In April, I had an opportunity to visit Monticello after it closed to regular tourists for the evening. As part of their TOM (Topics on Monticello) Talks series, they featured Andre Viette, gardening expert. Because I grow a Thomas Jefferson garden at school with my fourth graders, I thought this would offer me the opportunity to learn more about Jefferson as a gardener.

The view of the kitchen garden at Monticello

The view of the kitchen garden at Monticello

I’ve been to Monticello well over a dozen times, but almost always on a field trip with about 75 kids in tow. Even though I learn new things every year at Monticello, it’s always rushed. I’m always worried about losing someone, maybe even losing myself. But this evening, only the few dozen TOM Talk attendees were there. We could wander the property.

Vacant Mulberry Row

Vacant Mulberry Row

Each time I’ve walked this path at Mulberry Row, it’s been full of hundreds of people. But this time, it was still and silent and mystical. I just stood and listened.

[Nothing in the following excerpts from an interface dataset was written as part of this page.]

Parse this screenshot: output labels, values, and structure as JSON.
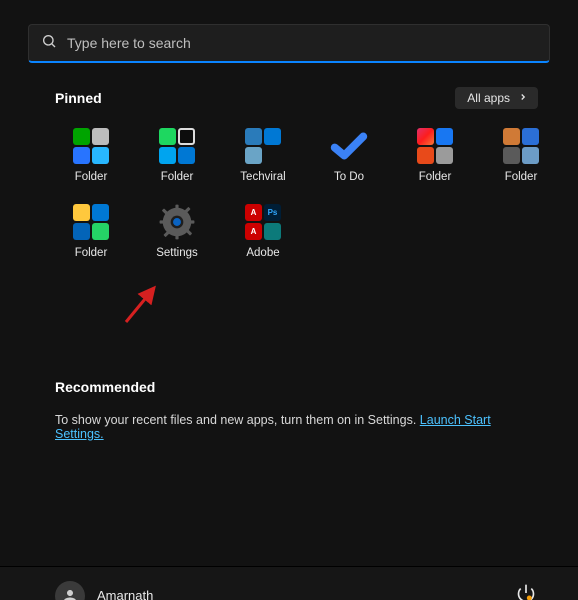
{
  "search": {
    "placeholder": "Type here to search"
  },
  "pinned": {
    "title": "Pinned",
    "all_apps_label": "All apps",
    "tiles": [
      {
        "label": "Folder"
      },
      {
        "label": "Folder"
      },
      {
        "label": "Techviral"
      },
      {
        "label": "To Do"
      },
      {
        "label": "Folder"
      },
      {
        "label": "Folder"
      },
      {
        "label": "Folder"
      },
      {
        "label": "Settings"
      },
      {
        "label": "Adobe"
      }
    ]
  },
  "recommended": {
    "title": "Recommended",
    "text": "To show your recent files and new apps, turn them on in Settings. ",
    "link_label": "Launch Start Settings."
  },
  "footer": {
    "username": "Amarnath"
  }
}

I was astonished at the lack of people and the beauty of this property.

Appetizers and Wine

Appetizers and Wine

There were appetizers and adult beverages and an atmosphere to go with it. I mean, who doesn’t want to dine among the tulips?

Monticello tulips

I’ve been researching a lot about Thomas Jefferson’s gardens. I find his knowledge and brave experimentation in the garden to be staggering.

Andre Viette

Andre Viette

Andre Viette spoke about plants, both then and now. He isn’t much into organic gardening, unlike Thomas Jefferson.

But just sharing the same vistas that Jefferson shared, I fed the muse.